Image retrieved from CPC Press
As mentioned in the last post there is not much difference between a physical crime scene and a digital one. The main difference is the type of evidence that is collected. There are several types of investigations that are specific to computer crimes. These investigations are single-scene, multiple-scene, and network investigations. Each of the three rely on specific skills from the people who are involved. Single-scene investigations are tailored towards skills that are found from law enforcement investigators, whereas multiple-scene investigations require coordination and networking skills. According to Taylor et al. (2015), “networking skills may be provided by a subject matter expert (e.g., a computer consultant)” (p. 273). The last of the three, network investigations require the skills of both multiple-scene personnel and outside experts. Like with any crime scene, everyone who responds has a specific role to abide by. Those who are often involved with crime scenes include, first responders, investigators, forensic analysts, private police, and subject matter experts.
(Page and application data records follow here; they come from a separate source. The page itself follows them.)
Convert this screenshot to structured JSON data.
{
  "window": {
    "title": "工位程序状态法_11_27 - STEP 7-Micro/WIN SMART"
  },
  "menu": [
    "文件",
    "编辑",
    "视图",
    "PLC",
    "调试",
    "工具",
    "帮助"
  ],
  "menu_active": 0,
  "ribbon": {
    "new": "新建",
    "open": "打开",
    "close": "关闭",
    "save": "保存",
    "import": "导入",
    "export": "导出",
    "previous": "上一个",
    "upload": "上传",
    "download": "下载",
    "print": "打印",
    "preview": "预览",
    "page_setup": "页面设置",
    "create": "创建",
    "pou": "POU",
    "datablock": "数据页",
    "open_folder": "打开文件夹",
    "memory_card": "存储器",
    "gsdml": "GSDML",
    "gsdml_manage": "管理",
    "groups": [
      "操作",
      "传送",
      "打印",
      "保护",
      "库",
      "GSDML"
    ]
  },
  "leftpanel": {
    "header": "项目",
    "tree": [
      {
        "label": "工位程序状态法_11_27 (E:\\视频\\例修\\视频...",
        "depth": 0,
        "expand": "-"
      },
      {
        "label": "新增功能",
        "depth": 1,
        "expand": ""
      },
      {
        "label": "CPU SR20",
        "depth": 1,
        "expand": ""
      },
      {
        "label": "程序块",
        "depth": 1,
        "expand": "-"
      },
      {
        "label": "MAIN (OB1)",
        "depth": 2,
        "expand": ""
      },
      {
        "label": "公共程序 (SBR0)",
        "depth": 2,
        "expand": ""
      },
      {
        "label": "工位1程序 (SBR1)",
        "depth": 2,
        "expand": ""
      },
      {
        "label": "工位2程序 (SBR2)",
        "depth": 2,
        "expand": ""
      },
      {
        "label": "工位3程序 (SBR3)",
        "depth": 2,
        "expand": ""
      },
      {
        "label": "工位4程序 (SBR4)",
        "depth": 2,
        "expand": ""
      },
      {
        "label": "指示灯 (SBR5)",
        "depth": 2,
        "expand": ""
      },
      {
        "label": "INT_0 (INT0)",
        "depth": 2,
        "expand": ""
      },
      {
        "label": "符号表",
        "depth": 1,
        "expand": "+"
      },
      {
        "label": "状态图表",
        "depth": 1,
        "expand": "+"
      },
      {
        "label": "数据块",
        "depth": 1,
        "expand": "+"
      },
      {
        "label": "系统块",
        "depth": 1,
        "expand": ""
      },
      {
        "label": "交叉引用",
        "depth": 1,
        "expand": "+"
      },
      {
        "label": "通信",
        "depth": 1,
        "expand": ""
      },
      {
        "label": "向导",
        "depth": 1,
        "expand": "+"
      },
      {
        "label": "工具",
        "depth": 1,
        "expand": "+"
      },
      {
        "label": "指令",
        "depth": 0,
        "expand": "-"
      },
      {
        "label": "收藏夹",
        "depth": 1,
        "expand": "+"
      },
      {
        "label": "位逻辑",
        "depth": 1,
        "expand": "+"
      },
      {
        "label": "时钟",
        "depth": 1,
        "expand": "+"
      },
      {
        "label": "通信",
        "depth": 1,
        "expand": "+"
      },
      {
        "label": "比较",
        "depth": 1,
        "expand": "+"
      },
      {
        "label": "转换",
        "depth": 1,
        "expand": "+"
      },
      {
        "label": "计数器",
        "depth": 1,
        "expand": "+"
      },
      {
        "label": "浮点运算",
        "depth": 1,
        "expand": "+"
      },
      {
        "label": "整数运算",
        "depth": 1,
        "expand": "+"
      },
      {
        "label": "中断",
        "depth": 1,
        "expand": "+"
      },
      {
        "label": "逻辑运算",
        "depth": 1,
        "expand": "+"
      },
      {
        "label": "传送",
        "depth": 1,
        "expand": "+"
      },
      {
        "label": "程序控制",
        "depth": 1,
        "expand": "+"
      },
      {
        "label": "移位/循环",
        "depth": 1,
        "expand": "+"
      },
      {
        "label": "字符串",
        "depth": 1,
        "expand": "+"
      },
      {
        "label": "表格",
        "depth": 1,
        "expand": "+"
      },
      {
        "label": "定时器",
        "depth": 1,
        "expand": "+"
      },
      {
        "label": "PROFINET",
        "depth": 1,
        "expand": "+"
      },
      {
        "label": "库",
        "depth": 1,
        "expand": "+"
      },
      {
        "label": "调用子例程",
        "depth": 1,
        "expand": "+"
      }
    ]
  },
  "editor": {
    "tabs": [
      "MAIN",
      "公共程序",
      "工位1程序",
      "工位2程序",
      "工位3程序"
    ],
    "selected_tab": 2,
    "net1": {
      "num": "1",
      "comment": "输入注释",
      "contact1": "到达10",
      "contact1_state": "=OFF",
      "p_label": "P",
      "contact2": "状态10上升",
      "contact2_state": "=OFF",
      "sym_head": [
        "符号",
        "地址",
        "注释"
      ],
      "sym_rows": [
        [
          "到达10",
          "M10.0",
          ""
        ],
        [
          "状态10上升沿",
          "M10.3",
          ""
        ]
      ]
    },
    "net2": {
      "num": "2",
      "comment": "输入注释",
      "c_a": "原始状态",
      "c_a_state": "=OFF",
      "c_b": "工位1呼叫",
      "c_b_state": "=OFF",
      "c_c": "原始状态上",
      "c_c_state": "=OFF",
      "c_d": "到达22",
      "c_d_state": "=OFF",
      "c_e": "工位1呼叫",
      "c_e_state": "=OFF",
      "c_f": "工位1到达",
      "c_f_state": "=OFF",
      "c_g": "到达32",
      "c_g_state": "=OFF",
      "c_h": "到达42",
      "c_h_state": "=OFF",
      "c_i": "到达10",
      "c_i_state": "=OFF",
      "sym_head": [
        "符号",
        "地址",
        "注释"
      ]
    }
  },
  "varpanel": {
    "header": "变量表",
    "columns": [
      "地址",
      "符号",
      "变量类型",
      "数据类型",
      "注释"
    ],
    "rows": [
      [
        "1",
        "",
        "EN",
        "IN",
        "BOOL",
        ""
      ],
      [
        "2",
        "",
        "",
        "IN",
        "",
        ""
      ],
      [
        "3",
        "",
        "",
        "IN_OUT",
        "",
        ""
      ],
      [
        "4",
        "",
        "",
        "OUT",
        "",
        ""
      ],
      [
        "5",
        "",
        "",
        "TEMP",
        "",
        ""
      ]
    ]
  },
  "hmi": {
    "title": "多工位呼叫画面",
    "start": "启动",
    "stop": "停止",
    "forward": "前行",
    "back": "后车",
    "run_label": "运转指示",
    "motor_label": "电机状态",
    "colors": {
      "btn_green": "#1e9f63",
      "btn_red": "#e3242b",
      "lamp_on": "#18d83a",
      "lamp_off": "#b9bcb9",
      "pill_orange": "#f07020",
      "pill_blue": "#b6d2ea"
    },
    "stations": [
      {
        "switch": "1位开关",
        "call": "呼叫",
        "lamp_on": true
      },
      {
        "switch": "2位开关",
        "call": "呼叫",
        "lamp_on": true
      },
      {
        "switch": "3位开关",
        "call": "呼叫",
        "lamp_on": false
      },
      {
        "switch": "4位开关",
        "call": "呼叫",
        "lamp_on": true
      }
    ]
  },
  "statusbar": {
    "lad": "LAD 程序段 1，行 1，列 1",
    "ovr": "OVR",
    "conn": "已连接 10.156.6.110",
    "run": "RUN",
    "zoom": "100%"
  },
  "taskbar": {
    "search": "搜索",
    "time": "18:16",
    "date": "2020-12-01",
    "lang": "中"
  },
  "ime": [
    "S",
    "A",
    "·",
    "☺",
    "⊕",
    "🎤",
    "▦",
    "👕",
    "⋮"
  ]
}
These actors coordinate with each other to collect and analyze evidence in order to prepare it for trial if necessary.
Single-scene investigations are a little less complicated than multiple-scene and network investigations, but it is important to understand what counts as digital evidence and what must be done to collect evidence legally. Like all investigations, law enforcement officials must have proof of probable cause and complete an affidavit to be granted a search warrant. The affidavit must “specify that a crime has been committed, evidence of the crime exists, and the evidence presently exists in the place to be searched” (Taylor et al., p. 277, 2015). Digital evidence often consists of computer systems, external storage media, handheld devices, and networking equipment. Once law enforcement has access to the scene, they begin to look for the evidence that fits the crime committed. Documenting any visible evidence is the first step they do prior to collecting anything. Once the scene has been properly documented, law enforcement can begin collecting and preserving the evidence that is present at the scene. Some evidence have specific rules to follow when collecting it. For example, evidence such as computers, it is extremely important to either leave it on if the computer is on or collect it and submit it for further analysis. Like at a physical crime scene, analysts fill out a form called the computer evidence worksheet. This sheet contains crucial information that pertains to case number and all computer information that is available.
Unlike single-scene investigations, multiple-scene and network investigations are a lot more complicated by a number of factors. These networked environments may “contain evidence on multiple machines using multiple operating systems, in multiple physical and/or network locations, and in multiple jurisdictions” (Taylor et al., p. 285, 2015). Having to maneuver multiple networks can become quite complicated for the analysts. Collecting evidence can be challenging due to the fact that there can be minimal intrusion into the network by law enforcement officials. Collecting digital evidence is becoming more challenging because while technology continues to advance, law enforcement is struggling to keep up with it. In order for law enforcement to fight computer crimes, there needs to be more training by experts who specialize in digital crime scenes.
Taylor, R., Fritsch, E., & Liederbach, J. (2015). Investigation of computer-related crime. In Digital crime and digital terrorism (Third e., pp. 297-320). Upper Saddle River, New Jersey: Pearson.